*Task brief*: Go through the entries and copy every one exactly.

[App and web page records]
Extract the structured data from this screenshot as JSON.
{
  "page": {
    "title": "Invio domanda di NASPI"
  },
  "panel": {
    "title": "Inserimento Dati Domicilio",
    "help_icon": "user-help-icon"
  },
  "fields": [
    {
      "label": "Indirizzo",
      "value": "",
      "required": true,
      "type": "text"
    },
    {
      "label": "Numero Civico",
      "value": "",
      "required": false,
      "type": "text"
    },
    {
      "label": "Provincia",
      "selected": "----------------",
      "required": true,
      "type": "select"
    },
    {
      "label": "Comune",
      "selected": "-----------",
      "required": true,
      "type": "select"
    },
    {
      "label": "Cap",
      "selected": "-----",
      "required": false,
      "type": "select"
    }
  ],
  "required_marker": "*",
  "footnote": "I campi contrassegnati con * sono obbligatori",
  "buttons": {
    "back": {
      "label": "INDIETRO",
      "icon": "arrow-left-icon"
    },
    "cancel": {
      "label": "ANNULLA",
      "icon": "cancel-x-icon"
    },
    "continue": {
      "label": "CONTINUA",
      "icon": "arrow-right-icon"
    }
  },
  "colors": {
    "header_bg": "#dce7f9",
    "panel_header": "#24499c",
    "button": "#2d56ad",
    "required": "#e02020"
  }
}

*Exercise answer*:
Extract the structured data from this screenshot as JSON.
{
  "page": {
    "title": "Invio domanda di NASPI"
  },
  "panel": {
    "title": "Inserimento Dati Domicilio",
    "help_icon": "user-help-icon"
  },
  "fields": [
    {
      "label": "Indirizzo",
      "value": "",
      "required": true,
      "type": "text"
    },
    {
      "label": "Numero Civico",
      "value": "",
      "required": false,
      "type": "text"
    },
    {
      "label": "Provincia",
      "selected": "----------------",
      "required": true,
      "type": "select"
    },
    {
      "label": "Comune",
      "selected": "-----------",
      "required": true,
      "type": "select"
    },
    {
      "label": "Cap",
      "selected": "-----",
      "required": false,
      "type": "select"
    }
  ],
  "required_marker": "*",
  "footnote": "I campi contrassegnati con * sono obbligatori",
  "buttons": {
    "back": {
      "label": "INDIETRO",
      "icon": "arrow-left-icon"
    },
    "cancel": {
      "label": "ANNULLA",
      "icon": "cancel-x-icon"
    },
    "continue": {
      "label": "CONTINUA",
      "icon": "arrow-right-icon"
    }
  },
  "colors": {
    "header_bg": "#dce7f9",
    "panel_header": "#24499c",
    "button": "#2d56ad",
    "required": "#e02020"
  }
}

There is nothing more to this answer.